### Aim of the exercise
Please print out the entries below unchanged and skip the images.

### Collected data
┌────────

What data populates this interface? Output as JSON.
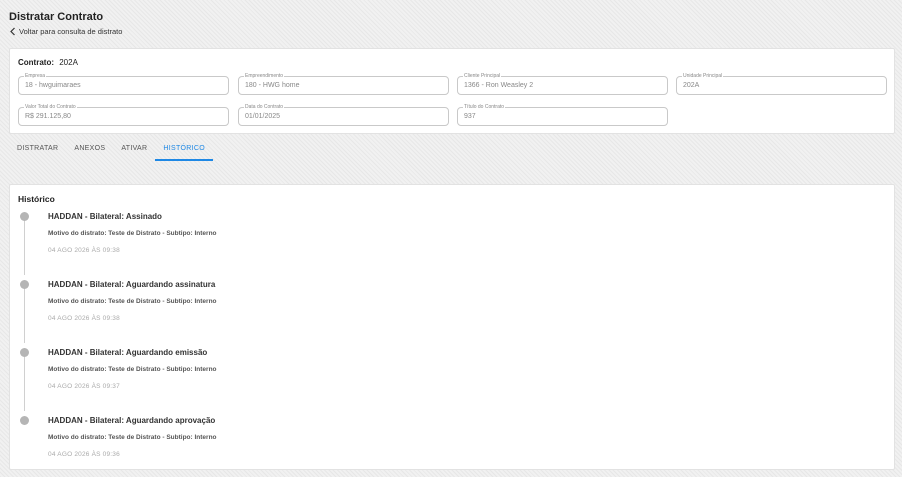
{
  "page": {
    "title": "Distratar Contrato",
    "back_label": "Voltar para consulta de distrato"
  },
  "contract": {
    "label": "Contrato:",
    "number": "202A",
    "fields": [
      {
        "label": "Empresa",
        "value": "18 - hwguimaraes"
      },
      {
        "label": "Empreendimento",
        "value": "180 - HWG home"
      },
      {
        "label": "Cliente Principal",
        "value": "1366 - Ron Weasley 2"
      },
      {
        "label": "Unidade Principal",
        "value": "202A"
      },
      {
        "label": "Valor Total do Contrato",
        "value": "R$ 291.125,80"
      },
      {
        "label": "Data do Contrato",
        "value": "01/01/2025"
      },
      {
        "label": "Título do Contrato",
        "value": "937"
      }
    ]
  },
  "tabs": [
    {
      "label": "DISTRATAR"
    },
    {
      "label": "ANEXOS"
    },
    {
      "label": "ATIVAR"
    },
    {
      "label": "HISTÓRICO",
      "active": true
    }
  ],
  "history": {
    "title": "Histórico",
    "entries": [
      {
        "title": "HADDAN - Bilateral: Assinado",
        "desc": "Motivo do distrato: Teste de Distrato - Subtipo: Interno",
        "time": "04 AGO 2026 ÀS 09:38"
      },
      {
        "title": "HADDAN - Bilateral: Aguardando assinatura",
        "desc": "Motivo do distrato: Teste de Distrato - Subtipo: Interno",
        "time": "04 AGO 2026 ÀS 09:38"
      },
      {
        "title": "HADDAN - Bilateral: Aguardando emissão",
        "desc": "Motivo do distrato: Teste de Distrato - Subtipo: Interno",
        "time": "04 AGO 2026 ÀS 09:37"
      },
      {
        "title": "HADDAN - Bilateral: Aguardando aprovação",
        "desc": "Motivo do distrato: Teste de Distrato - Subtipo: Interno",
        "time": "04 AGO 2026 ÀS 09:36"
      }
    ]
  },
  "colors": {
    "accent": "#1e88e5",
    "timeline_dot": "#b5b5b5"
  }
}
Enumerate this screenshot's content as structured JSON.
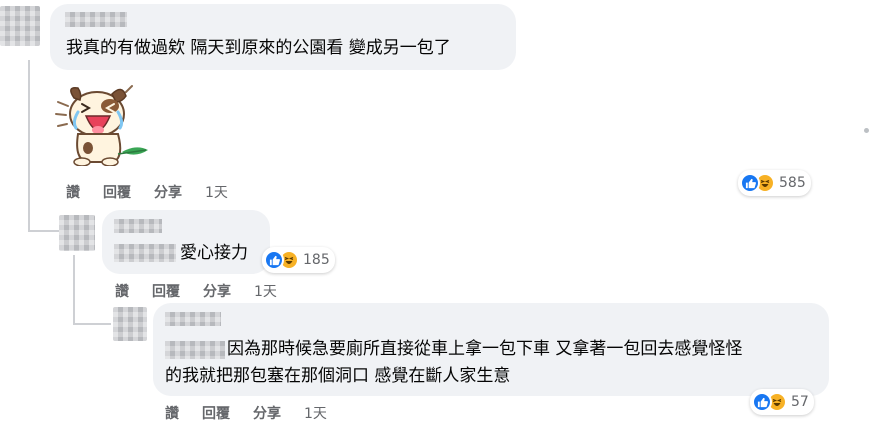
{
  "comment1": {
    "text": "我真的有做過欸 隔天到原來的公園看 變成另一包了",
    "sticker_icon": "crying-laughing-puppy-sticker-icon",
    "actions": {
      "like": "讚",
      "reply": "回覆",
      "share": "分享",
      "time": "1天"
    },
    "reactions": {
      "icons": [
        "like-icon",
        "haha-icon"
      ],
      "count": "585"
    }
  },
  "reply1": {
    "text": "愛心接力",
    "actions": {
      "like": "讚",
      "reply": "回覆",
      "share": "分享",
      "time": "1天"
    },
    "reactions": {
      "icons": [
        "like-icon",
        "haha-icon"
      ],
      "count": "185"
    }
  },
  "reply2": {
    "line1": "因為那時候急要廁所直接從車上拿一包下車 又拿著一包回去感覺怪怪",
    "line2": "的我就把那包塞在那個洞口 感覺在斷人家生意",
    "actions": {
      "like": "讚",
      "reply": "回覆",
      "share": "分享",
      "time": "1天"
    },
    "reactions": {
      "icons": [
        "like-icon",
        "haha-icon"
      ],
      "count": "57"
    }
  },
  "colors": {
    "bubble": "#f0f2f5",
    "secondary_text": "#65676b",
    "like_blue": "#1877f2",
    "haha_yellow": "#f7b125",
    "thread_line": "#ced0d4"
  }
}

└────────

### Exercise response
What data populates this interface? Output as JSON.
{
  "page": {
    "title": "Distratar Contrato",
    "back_label": "Voltar para consulta de distrato"
  },
  "contract": {
    "label": "Contrato:",
    "number": "202A",
    "fields": [
      {
        "label": "Empresa",
        "value": "18 - hwguimaraes"
      },
      {
        "label": "Empreendimento",
        "value": "180 - HWG home"
      },
      {
        "label": "Cliente Principal",
        "value": "1366 - Ron Weasley 2"
      },
      {
        "label": "Unidade Principal",
        "value": "202A"
      },
      {
        "label": "Valor Total do Contrato",
        "value": "R$ 291.125,80"
      },
      {
        "label": "Data do Contrato",
        "value": "01/01/2025"
      },
      {
        "label": "Título do Contrato",
        "value": "937"
      }
    ]
  },
  "tabs": [
    {
      "label": "DISTRATAR"
    },
    {
      "label": "ANEXOS"
    },
    {
      "label": "ATIVAR"
    },
    {
      "label": "HISTÓRICO",
      "active": true
    }
  ],
  "history": {
    "title": "Histórico",
    "entries": [
      {
        "title": "HADDAN - Bilateral: Assinado",
        "desc": "Motivo do distrato: Teste de Distrato - Subtipo: Interno",
        "time": "04 AGO 2026 ÀS 09:38"
      },
      {
        "title": "HADDAN - Bilateral: Aguardando assinatura",
        "desc": "Motivo do distrato: Teste de Distrato - Subtipo: Interno",
        "time": "04 AGO 2026 ÀS 09:38"
      },
      {
        "title": "HADDAN - Bilateral: Aguardando emissão",
        "desc": "Motivo do distrato: Teste de Distrato - Subtipo: Interno",
        "time": "04 AGO 2026 ÀS 09:37"
      },
      {
        "title": "HADDAN - Bilateral: Aguardando aprovação",
        "desc": "Motivo do distrato: Teste de Distrato - Subtipo: Interno",
        "time": "04 AGO 2026 ÀS 09:36"
      }
    ]
  },
  "colors": {
    "accent": "#1e88e5",
    "timeline_dot": "#b5b5b5"
  }
}
Enumerate this screenshot's content as structured JSON.
{
  "comment1": {
    "text": "我真的有做過欸 隔天到原來的公園看 變成另一包了",
    "sticker_icon": "crying-laughing-puppy-sticker-icon",
    "actions": {
      "like": "讚",
      "reply": "回覆",
      "share": "分享",
      "time": "1天"
    },
    "reactions": {
      "icons": [
        "like-icon",
        "haha-icon"
      ],
      "count": "585"
    }
  },
  "reply1": {
    "text": "愛心接力",
    "actions": {
      "like": "讚",
      "reply": "回覆",
      "share": "分享",
      "time": "1天"
    },
    "reactions": {
      "icons": [
        "like-icon",
        "haha-icon"
      ],
      "count": "185"
    }
  },
  "reply2": {
    "line1": "因為那時候急要廁所直接從車上拿一包下車 又拿著一包回去感覺怪怪",
    "line2": "的我就把那包塞在那個洞口 感覺在斷人家生意",
    "actions": {
      "like": "讚",
      "reply": "回覆",
      "share": "分享",
      "time": "1天"
    },
    "reactions": {
      "icons": [
        "like-icon",
        "haha-icon"
      ],
      "count": "57"
    }
  },
  "colors": {
    "bubble": "#f0f2f5",
    "secondary_text": "#65676b",
    "like_blue": "#1877f2",
    "haha_yellow": "#f7b125",
    "thread_line": "#ced0d4"
  }
}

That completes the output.